INSTRUCTIONS FOR THE TASK >>
Scan the data, and whenever a line contains "JSON", copy it.

(Extracted records)
########################################
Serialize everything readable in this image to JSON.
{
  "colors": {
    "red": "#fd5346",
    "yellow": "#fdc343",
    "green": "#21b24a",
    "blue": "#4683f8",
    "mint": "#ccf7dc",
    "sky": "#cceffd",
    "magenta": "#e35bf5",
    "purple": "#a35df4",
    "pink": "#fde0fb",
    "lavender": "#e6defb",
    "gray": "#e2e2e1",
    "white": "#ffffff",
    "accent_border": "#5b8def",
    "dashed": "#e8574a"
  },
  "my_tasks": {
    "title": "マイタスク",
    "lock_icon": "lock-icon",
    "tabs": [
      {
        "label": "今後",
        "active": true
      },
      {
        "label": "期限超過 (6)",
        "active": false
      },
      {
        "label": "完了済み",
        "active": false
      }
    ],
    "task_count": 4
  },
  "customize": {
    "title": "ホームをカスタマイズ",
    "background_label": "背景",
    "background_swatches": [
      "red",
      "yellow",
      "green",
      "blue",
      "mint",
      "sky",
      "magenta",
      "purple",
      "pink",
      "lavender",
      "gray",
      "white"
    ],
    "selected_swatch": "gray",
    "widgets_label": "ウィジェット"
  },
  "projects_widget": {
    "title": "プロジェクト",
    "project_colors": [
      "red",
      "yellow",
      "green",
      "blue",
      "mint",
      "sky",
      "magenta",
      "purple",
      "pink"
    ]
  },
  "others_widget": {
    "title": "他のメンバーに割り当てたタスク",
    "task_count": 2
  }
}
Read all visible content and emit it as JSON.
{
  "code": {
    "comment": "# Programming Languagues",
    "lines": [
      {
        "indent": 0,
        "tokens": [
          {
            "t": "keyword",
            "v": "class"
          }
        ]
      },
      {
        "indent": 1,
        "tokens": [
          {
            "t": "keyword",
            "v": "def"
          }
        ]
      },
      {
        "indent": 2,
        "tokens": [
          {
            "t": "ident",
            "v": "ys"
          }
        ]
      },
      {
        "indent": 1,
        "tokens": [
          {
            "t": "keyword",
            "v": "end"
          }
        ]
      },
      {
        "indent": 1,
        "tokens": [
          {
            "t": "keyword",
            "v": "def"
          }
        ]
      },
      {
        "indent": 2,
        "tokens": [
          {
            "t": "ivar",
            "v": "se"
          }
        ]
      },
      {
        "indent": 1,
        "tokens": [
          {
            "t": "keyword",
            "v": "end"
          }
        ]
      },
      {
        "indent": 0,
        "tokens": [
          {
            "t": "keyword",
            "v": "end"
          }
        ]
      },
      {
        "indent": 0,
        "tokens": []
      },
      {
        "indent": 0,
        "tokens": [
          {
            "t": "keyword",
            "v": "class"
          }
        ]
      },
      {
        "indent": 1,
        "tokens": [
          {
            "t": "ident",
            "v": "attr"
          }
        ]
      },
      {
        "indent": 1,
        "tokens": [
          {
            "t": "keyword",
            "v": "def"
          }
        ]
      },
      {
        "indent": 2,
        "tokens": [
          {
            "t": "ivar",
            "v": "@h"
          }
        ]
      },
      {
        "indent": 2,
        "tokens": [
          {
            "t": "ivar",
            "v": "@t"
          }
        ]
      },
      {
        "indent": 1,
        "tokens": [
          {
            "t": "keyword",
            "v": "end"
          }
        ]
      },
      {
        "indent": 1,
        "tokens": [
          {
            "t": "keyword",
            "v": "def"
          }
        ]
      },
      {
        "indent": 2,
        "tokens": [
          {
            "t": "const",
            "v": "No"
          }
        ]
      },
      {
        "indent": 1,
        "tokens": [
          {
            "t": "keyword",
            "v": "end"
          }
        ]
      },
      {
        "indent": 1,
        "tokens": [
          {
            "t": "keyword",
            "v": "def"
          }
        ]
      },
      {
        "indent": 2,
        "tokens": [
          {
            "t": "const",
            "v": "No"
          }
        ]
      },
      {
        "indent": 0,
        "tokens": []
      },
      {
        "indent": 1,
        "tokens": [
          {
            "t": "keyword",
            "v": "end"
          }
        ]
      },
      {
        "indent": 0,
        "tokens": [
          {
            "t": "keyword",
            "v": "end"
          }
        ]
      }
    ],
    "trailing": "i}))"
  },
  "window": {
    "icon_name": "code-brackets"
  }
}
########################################
THE COMPLETED TASK >>
Serialize everything readable in this image to JSON.
Read all visible content and emit it as JSON.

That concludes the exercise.